There is much to love about this city. But one of its greatest virtues is stunning architecture.
Most prevalent in harbourside districts such as Eira & Katajanokka is ‘Jugendstil’ – the Finnish national version of the late 19th century romantic movement. Heavier in form than Art Nouveau, it is also informed by German architecture of the time. Influences from Finnish castles & nature are clear to be seen. It would be impossible to walk the streets without gazing upwards. Buildings are richly embellished with glorious detail – animals, mythical figures, floral designs and stylised nameplates. An afternoon spent wandering the streets around Eira close to the waterfront, left me needing a chiropractor for all the upward gazing! There is so much design detail to be found at every turn; carvings on doors, corbels, decorative lintels… hours of wonder in exploration.
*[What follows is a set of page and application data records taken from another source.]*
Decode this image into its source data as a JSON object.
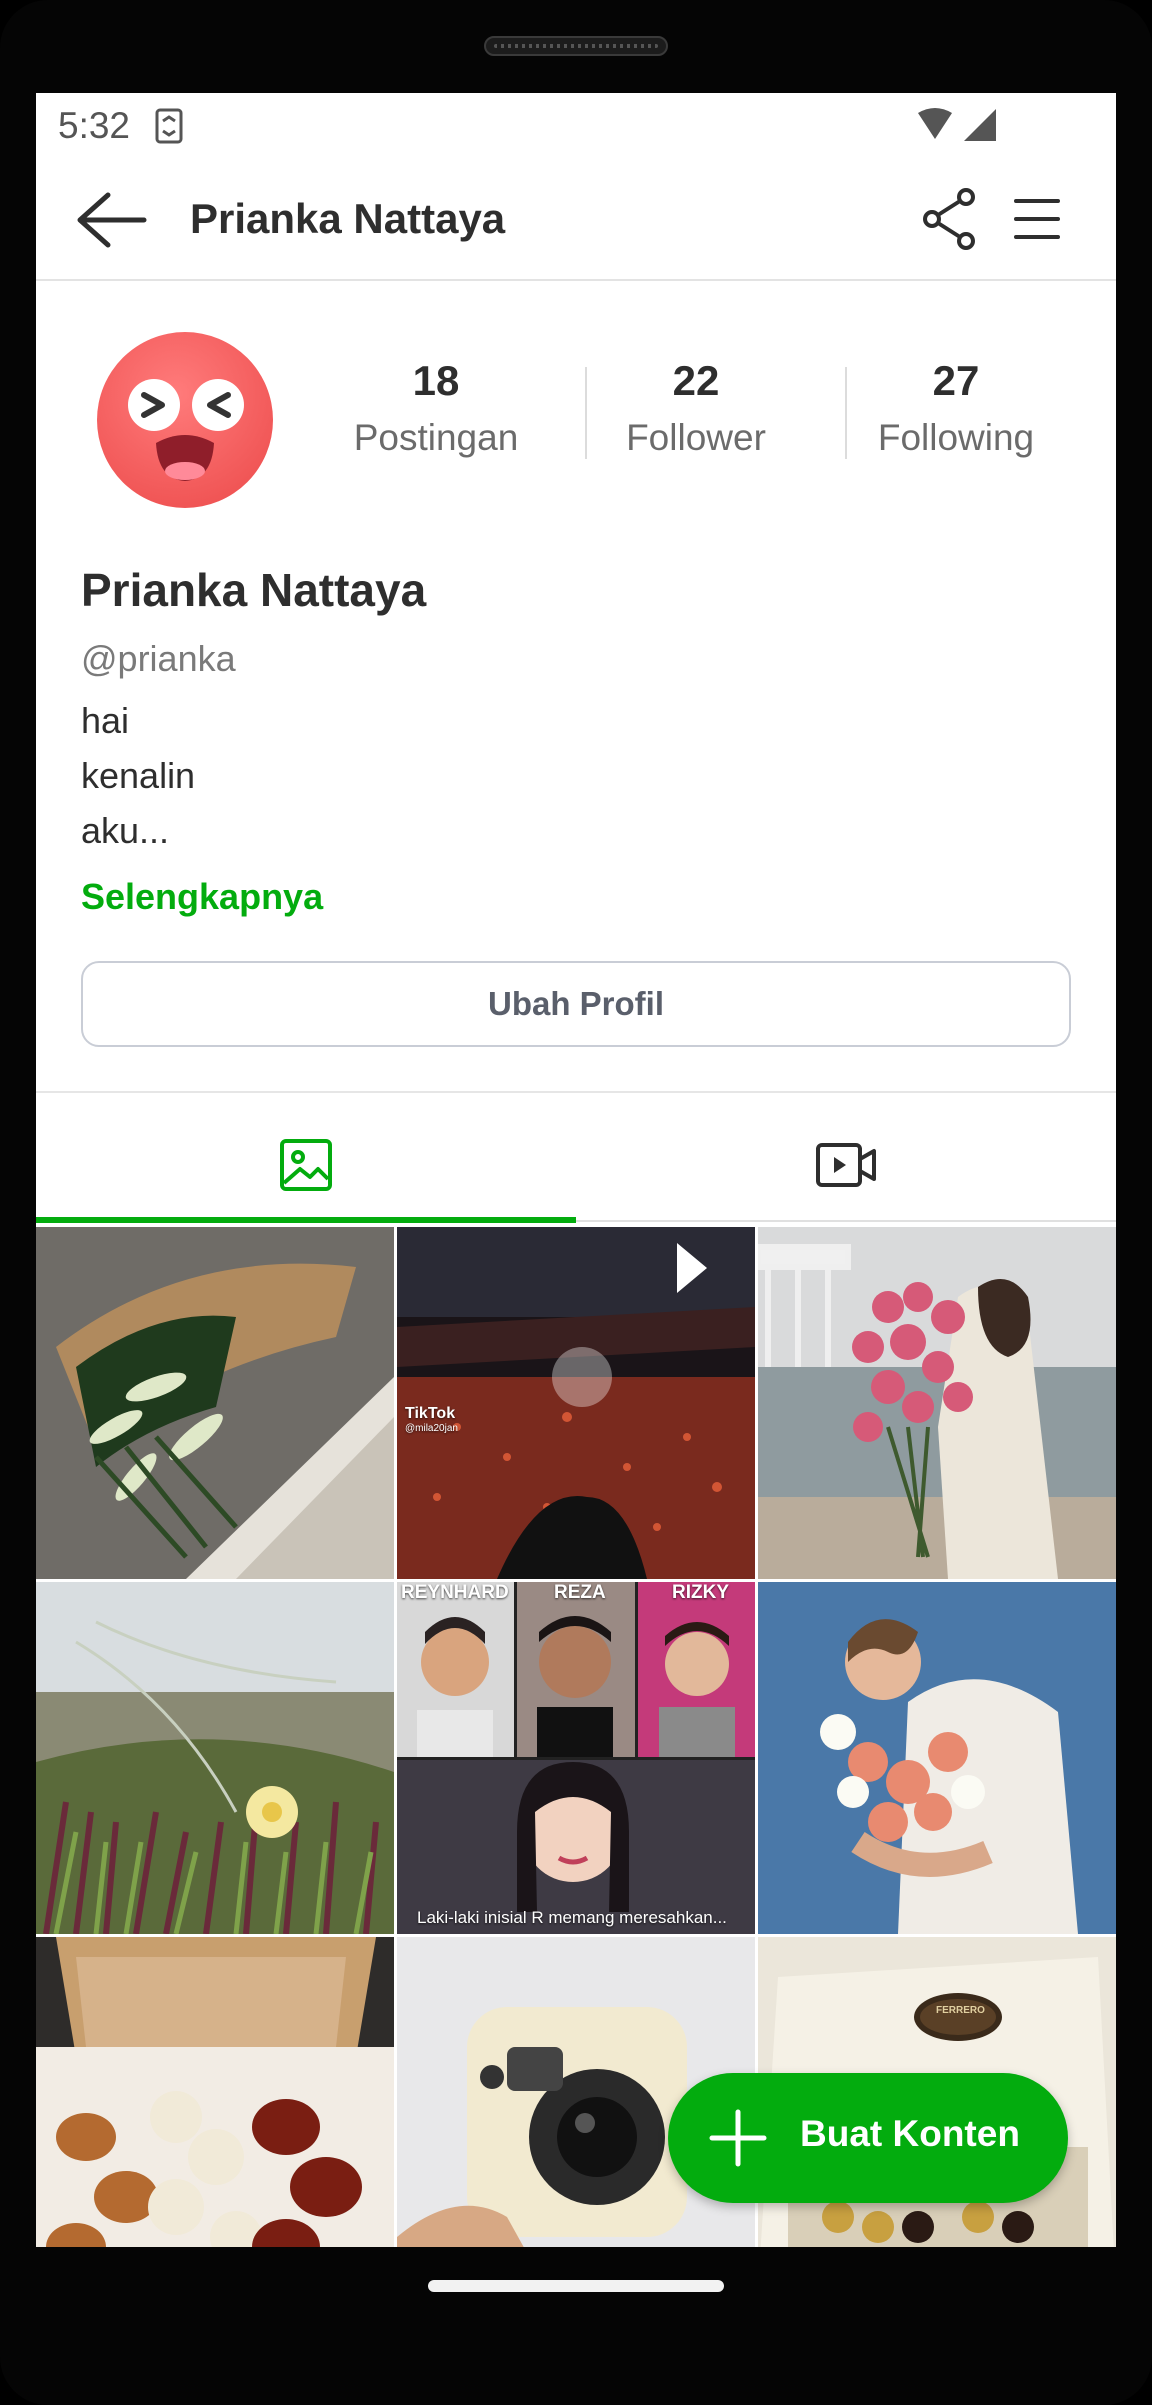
{
  "status_bar": {
    "time": "5:32"
  },
  "header": {
    "title": "Prianka Nattaya"
  },
  "profile": {
    "name": "Prianka Nattaya",
    "handle": "@prianka",
    "bio": [
      "hai",
      "kenalin",
      "aku..."
    ],
    "more_link": "Selengkapnya",
    "edit_button": "Ubah Profil"
  },
  "stats": [
    {
      "value": "18",
      "label": "Postingan"
    },
    {
      "value": "22",
      "label": "Follower"
    },
    {
      "value": "27",
      "label": "Following"
    }
  ],
  "tabs": [
    {
      "icon": "image-icon",
      "active": true
    },
    {
      "icon": "video-icon",
      "active": false
    }
  ],
  "grid": {
    "tile2": {
      "watermark": "TikTok",
      "watermark_user": "@mila20jan"
    },
    "tile5": {
      "names": [
        "REYNHARD",
        "REZA",
        "RIZKY"
      ],
      "caption": "Laki-laki inisial R memang meresahkan..."
    },
    "tile9": {
      "logo_text": "FERRERO"
    }
  },
  "fab": {
    "label": "Buat Konten",
    "icon": "plus-icon"
  },
  "colors": {
    "accent": "#03ac0e",
    "text": "#2e2e2e",
    "muted": "#6b6b6b"
  }
}
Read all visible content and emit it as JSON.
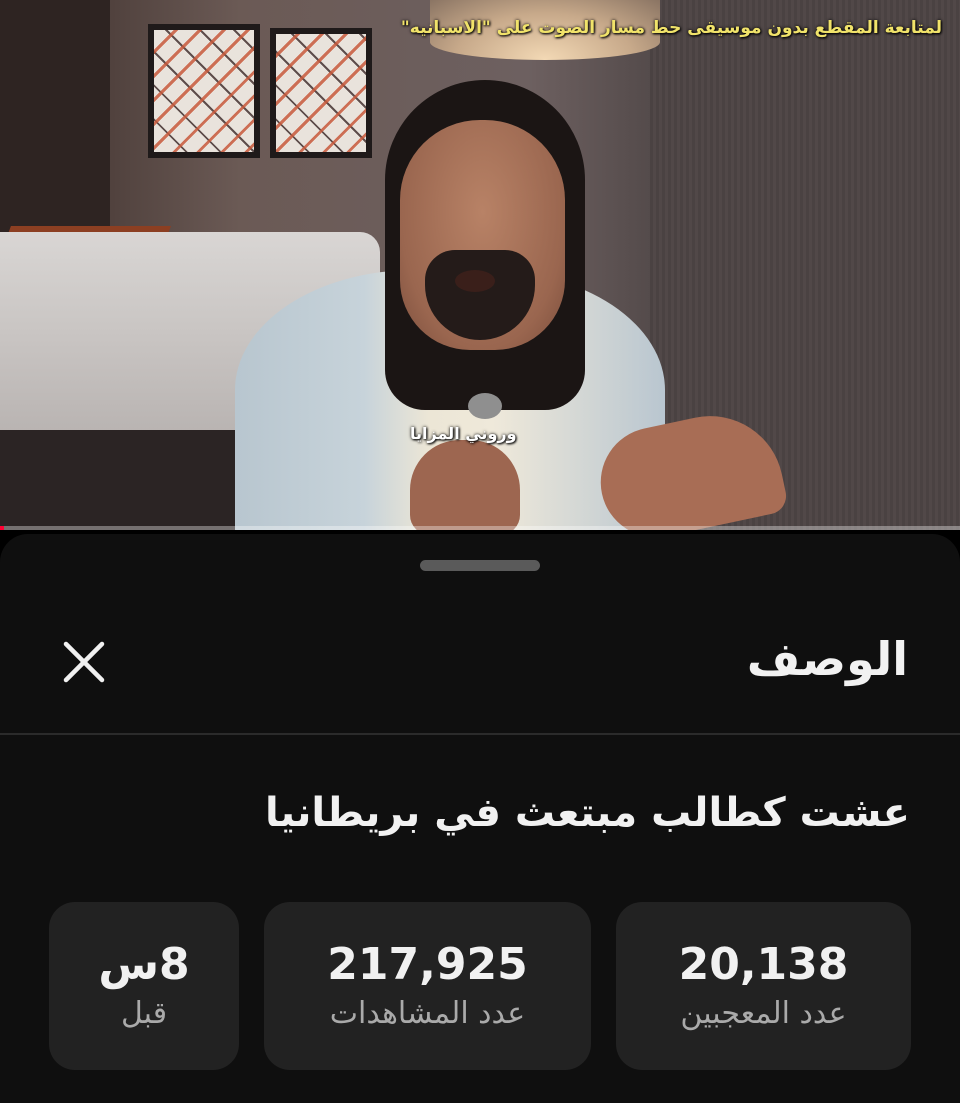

In contrast are the beautiful Neoclassical buildings of the centre of the city. Around the Senate square can be seen stunning examples of this style which echoes a time when the city was annexed in 1809 as part of the Russian empire and it was deemed that it should reflect such imperial standards in its central buildings. The clean, elegant lines of the imposing Cathedral are picture perfect against a clear blue winter’s sky. Floating high on steps above the square, the cathedral of St Nicholas is the epitome of the simple beauty of neoclassical architecture. Stunning copper domes embellished with gold stars and crosses are complimented by statues of the 12 apostles upon the gables. It would have been a landmark for the city in its day – visible from miles around.
In the district of Katajanokka, close to the old warehouses and docks, you can also find the imposing gilded domes of Uspenski Cathedral, built in 1868. The most western Orthodox cathedral to be found, it is evidence of the massive influence of the Russians over Finnish history. An imposing red-brick facade gives way to an ornate interior where 4 granite columns support the vaults. On the day that I went to explore this austere place of worship, early spring sunshine flooded the ornately frescoed cupola and all about the grass on the hill where it stands, bluebells shone vibrant against the green. By night, a full moon shone down to highlight its position above the sentinels of warehouses along the harbour.
Possibly the most formidable piece of architecture in the city belongs to the Central Railway station on Rautatientori – the railway square. Designed by Eliel Saarinen and inaugurated in 1919, it is a fine example of the move from National Romanticism toward Functionalism. It is a monumental building of pink granite, flanked by lamp-bearing giants. Inside can be found soaring halls with beautiful deco plasterwork and lights. It is a building that would draw crowds regardless of its purpose.